## ASSIGNMENT:
Whenever the word "this" turns up in a line of the data below, copy that line.
**** DATA FOR REVIEW
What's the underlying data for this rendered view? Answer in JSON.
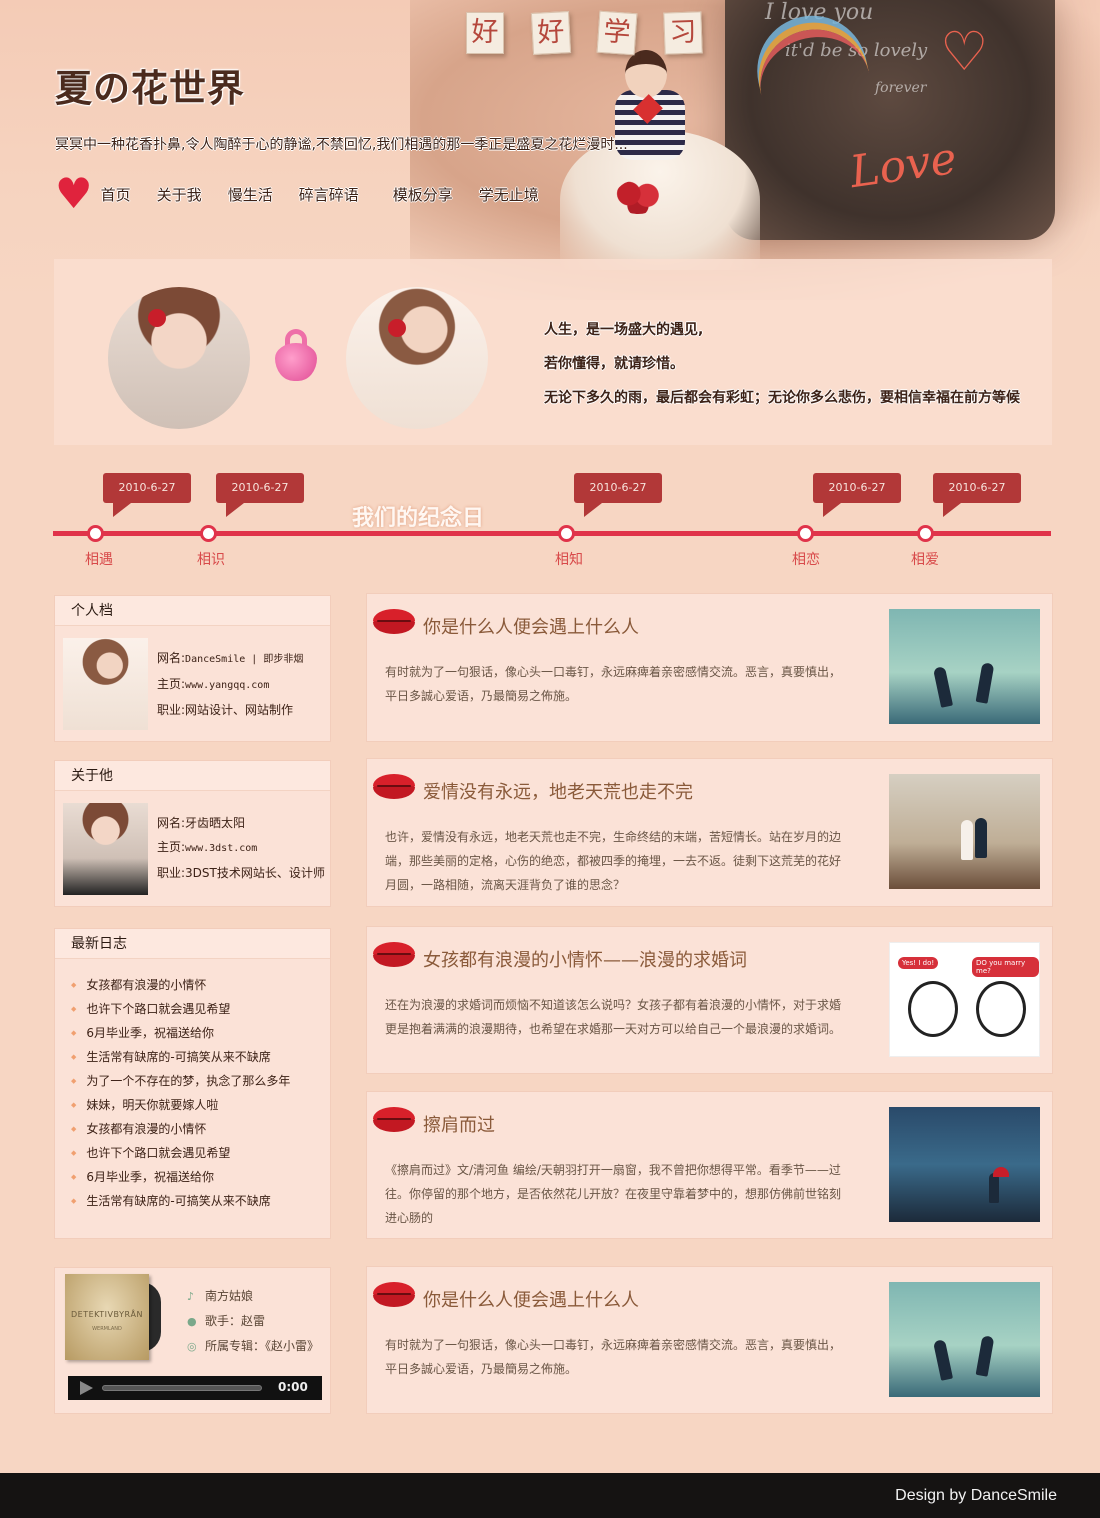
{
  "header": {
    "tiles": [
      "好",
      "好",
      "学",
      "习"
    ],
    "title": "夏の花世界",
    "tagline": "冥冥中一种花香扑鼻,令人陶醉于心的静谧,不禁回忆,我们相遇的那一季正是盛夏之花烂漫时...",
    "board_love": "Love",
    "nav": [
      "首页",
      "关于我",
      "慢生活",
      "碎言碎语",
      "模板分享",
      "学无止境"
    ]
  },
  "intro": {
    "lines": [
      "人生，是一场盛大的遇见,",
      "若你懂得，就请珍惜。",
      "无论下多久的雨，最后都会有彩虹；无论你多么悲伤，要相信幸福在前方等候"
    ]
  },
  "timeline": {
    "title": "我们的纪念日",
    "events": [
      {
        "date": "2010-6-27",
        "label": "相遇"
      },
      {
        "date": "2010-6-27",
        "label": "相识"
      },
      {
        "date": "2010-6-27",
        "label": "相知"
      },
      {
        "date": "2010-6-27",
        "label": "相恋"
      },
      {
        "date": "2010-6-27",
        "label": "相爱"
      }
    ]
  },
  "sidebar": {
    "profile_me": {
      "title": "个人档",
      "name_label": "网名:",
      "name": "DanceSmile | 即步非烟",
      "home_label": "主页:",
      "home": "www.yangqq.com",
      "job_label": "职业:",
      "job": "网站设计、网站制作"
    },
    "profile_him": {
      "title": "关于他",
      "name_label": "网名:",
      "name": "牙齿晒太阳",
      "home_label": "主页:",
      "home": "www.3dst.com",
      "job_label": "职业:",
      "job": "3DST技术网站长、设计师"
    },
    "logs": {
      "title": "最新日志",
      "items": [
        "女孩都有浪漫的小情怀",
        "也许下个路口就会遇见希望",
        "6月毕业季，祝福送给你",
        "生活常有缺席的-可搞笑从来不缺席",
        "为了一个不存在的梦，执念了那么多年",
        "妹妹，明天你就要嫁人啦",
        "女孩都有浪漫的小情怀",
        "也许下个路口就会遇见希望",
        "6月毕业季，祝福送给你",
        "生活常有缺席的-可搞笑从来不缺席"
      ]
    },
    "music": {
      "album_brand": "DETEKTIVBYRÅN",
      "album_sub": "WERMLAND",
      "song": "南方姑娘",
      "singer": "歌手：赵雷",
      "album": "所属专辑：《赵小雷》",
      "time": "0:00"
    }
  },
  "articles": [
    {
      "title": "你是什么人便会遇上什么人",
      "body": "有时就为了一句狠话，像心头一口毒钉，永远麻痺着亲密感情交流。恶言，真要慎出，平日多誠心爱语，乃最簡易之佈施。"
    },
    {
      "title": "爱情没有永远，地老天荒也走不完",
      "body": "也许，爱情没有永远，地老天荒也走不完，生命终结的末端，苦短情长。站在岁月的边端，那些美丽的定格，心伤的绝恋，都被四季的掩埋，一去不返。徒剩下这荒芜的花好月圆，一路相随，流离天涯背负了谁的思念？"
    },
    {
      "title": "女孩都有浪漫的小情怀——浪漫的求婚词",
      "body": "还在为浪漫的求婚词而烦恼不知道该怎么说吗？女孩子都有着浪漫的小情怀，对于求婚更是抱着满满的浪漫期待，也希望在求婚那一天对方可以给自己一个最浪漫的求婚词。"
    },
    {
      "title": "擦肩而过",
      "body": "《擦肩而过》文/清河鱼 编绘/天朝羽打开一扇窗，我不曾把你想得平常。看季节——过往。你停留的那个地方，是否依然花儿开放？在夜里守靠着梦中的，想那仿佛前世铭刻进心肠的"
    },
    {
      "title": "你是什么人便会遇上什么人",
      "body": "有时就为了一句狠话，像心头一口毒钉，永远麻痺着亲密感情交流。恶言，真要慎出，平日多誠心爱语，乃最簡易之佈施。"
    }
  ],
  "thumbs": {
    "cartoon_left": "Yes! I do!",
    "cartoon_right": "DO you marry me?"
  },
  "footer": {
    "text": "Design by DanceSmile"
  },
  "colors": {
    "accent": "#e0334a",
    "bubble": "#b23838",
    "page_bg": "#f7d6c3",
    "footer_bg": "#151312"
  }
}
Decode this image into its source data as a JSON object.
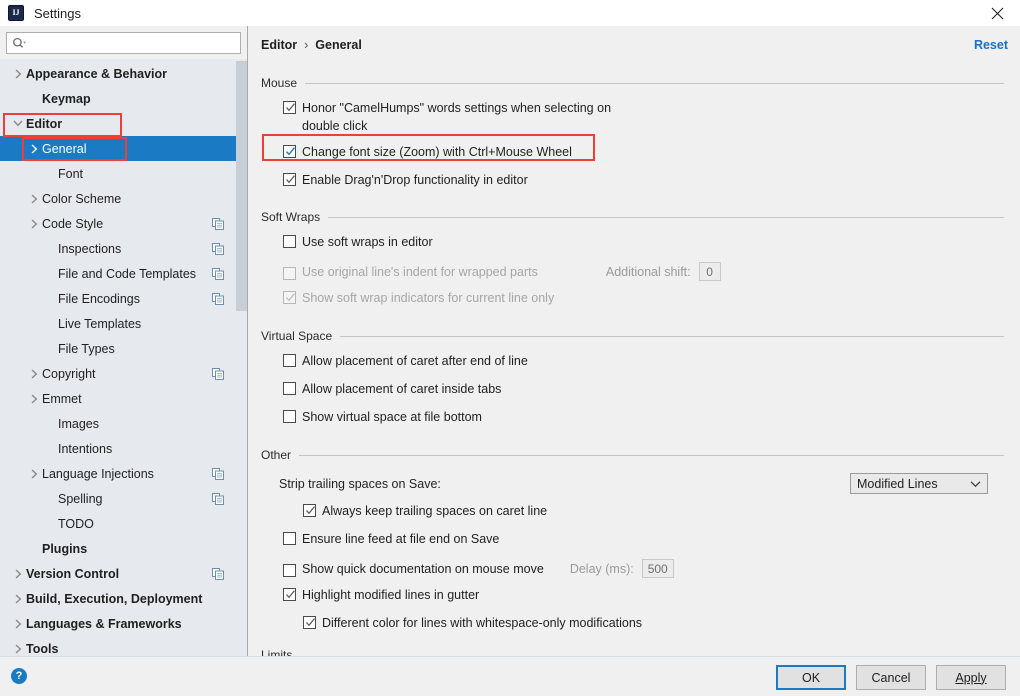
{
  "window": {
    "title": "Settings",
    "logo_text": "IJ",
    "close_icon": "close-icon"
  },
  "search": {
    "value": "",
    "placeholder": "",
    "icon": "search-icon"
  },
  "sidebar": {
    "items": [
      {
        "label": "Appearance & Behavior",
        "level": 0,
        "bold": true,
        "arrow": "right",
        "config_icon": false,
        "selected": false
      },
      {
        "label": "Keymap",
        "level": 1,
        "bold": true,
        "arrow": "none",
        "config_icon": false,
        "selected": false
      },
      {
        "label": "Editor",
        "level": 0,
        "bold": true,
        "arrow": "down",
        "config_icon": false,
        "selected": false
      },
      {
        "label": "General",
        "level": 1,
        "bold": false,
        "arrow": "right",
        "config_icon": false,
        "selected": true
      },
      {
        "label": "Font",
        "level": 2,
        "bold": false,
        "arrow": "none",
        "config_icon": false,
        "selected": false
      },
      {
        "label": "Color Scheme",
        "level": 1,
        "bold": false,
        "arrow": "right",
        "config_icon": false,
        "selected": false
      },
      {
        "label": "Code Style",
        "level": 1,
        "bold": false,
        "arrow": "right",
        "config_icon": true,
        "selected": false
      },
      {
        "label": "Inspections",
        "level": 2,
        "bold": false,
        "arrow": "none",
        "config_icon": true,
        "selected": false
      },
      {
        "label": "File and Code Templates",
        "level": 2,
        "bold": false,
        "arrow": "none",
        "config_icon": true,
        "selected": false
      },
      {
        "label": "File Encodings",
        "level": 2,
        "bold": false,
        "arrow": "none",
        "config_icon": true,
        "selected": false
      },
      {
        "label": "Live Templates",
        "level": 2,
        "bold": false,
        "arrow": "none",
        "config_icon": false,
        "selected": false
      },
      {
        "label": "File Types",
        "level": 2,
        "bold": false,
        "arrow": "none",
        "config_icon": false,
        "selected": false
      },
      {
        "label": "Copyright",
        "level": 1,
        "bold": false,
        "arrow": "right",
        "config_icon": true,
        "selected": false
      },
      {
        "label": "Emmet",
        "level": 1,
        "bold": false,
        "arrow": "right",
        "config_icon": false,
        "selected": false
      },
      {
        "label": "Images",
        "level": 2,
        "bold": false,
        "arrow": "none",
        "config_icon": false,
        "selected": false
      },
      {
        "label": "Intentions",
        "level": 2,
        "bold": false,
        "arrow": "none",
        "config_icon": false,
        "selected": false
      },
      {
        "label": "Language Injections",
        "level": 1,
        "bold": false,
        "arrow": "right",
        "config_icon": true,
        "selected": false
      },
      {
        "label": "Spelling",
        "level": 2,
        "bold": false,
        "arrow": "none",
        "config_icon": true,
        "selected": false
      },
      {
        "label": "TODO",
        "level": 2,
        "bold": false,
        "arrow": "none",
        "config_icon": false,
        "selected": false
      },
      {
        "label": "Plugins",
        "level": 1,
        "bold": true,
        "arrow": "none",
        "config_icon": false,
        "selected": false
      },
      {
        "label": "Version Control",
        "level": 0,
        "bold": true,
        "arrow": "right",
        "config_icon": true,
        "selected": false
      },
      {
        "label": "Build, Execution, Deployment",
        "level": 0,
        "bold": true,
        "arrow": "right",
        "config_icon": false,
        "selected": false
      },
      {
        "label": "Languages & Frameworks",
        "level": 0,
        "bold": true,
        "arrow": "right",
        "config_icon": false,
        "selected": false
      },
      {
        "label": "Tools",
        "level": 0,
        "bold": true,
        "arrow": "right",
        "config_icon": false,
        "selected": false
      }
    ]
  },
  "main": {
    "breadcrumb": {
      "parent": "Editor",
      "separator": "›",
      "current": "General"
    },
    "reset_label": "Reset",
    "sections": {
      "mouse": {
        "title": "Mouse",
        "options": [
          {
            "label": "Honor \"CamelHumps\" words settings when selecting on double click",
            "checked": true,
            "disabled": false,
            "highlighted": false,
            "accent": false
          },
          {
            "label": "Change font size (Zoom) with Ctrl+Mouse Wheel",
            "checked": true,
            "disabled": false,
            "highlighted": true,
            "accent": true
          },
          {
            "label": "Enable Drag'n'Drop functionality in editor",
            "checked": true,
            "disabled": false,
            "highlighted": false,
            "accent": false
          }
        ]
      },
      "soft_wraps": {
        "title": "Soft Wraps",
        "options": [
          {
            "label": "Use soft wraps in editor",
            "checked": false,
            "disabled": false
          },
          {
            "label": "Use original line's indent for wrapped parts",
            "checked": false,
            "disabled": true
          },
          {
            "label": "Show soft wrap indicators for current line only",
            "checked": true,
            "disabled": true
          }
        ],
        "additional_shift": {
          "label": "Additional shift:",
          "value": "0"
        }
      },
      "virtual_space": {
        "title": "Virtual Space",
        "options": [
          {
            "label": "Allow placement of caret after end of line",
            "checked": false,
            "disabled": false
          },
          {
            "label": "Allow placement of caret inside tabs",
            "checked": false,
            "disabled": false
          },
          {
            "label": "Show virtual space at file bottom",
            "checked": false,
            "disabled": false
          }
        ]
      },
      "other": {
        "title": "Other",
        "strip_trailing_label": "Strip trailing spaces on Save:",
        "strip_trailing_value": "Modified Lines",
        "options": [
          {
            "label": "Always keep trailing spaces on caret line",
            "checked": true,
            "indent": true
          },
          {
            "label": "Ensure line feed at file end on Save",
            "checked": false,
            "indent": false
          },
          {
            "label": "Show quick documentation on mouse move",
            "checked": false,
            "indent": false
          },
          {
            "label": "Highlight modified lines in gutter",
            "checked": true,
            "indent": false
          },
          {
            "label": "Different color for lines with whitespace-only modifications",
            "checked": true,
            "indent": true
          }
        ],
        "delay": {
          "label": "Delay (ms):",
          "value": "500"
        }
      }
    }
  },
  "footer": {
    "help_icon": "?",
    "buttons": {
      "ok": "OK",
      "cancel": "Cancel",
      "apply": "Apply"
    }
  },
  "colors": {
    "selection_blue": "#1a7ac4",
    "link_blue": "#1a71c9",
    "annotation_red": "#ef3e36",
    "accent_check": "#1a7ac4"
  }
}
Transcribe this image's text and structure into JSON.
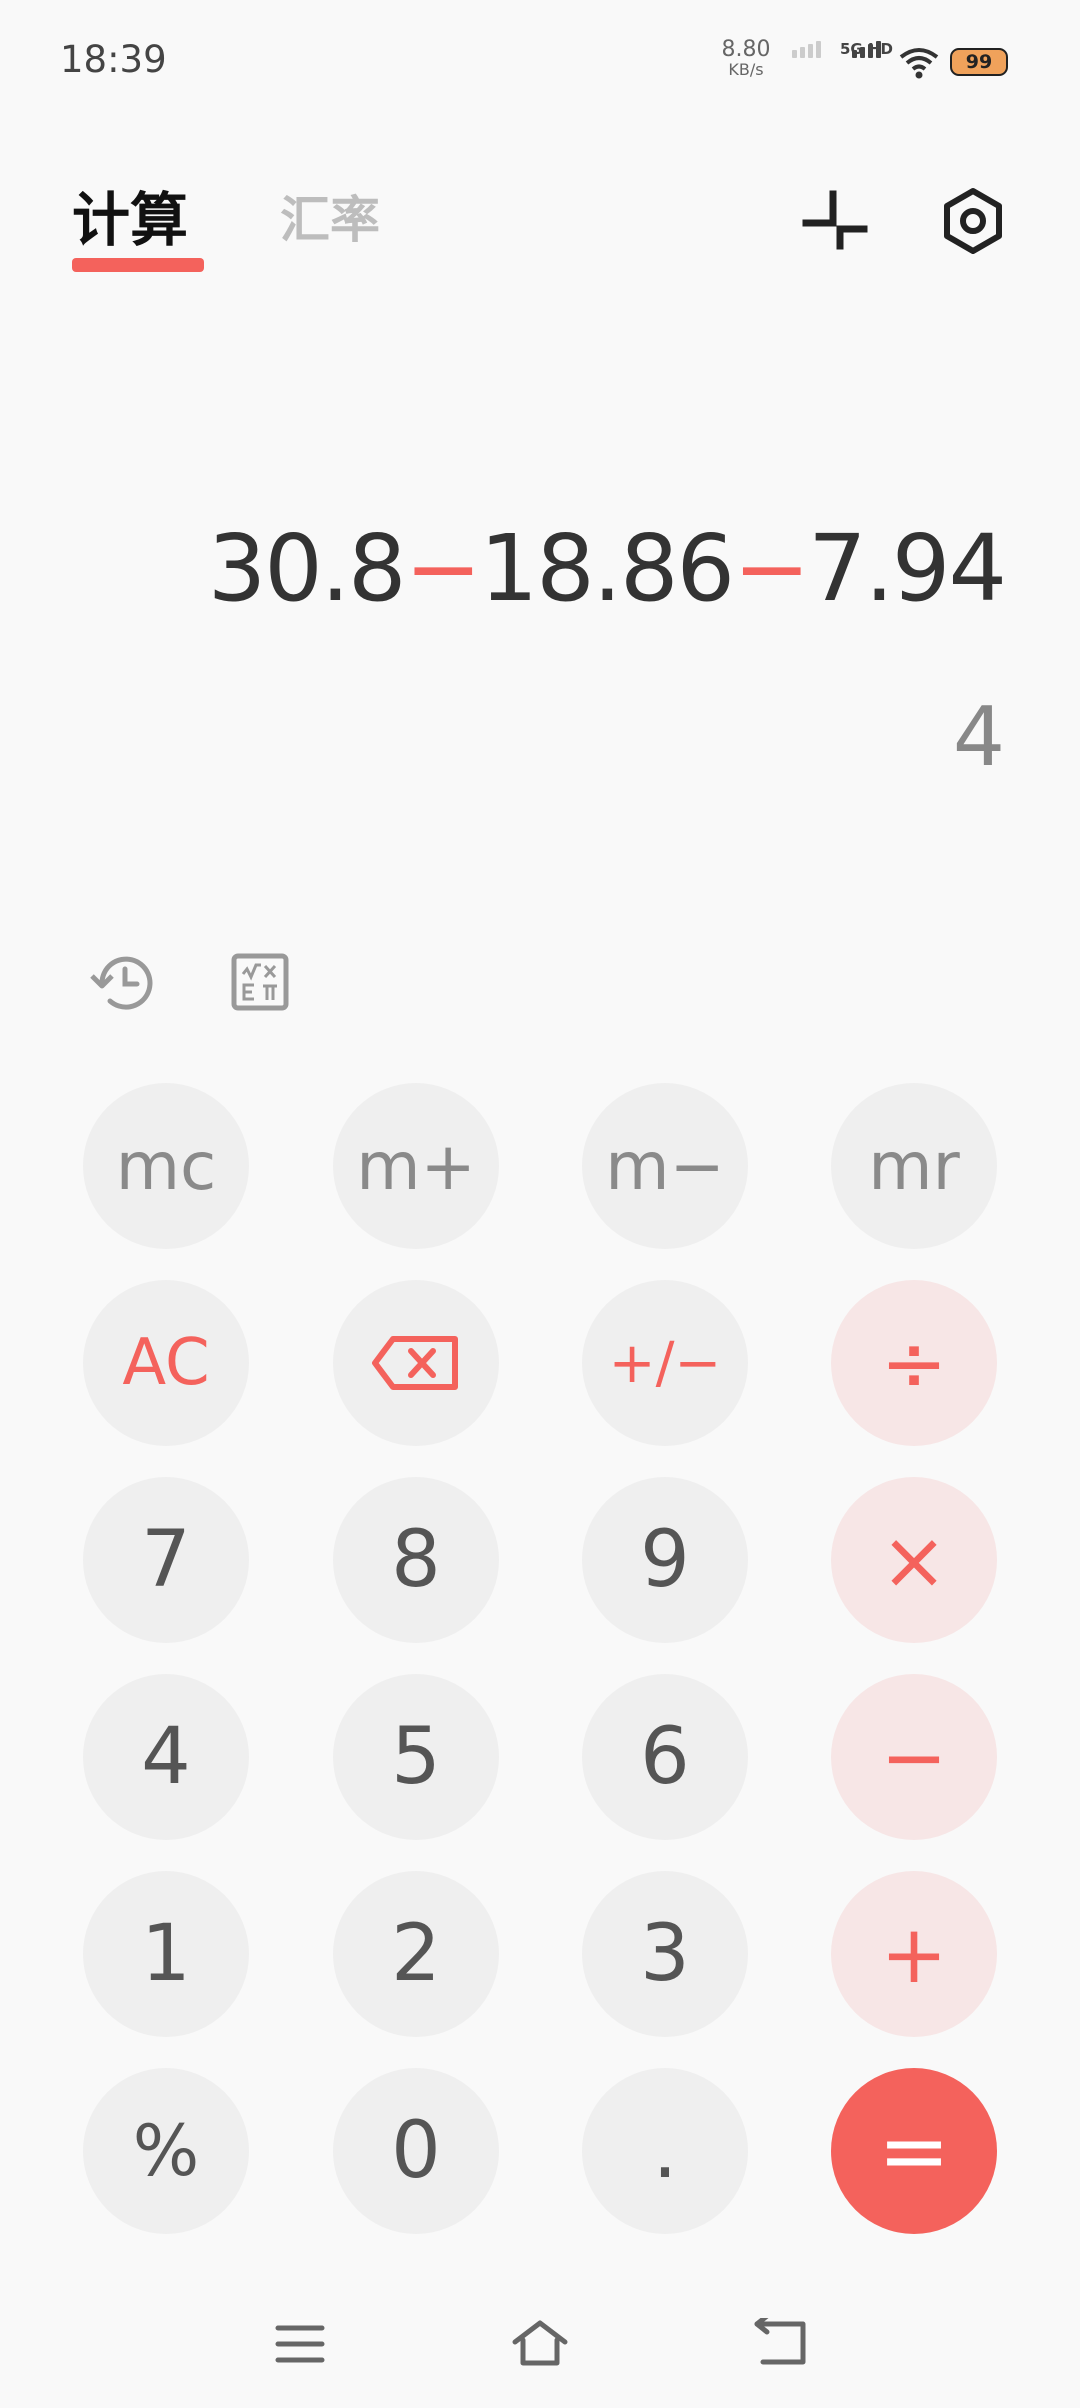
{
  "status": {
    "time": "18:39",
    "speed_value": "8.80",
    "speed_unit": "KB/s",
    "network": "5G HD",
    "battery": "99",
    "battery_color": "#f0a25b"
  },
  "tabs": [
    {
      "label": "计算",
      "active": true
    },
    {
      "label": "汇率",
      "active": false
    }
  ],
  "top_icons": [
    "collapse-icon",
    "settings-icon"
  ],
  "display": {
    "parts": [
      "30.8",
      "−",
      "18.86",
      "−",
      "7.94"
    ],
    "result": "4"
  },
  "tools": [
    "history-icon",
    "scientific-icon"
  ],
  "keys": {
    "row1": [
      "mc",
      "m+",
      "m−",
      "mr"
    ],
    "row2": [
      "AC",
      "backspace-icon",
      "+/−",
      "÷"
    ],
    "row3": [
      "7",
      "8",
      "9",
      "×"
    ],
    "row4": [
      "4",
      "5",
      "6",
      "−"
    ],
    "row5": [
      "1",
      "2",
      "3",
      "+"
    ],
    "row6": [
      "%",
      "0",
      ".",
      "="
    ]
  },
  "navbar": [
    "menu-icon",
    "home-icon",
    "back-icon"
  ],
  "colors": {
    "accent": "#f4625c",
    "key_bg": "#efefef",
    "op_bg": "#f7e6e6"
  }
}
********
## OUTPUT BELOW:
What's the underlying data for this rendered view? Answer in JSON.
Decode this image into its source data as a JSON object.
Transcribe this image's text and structure into JSON.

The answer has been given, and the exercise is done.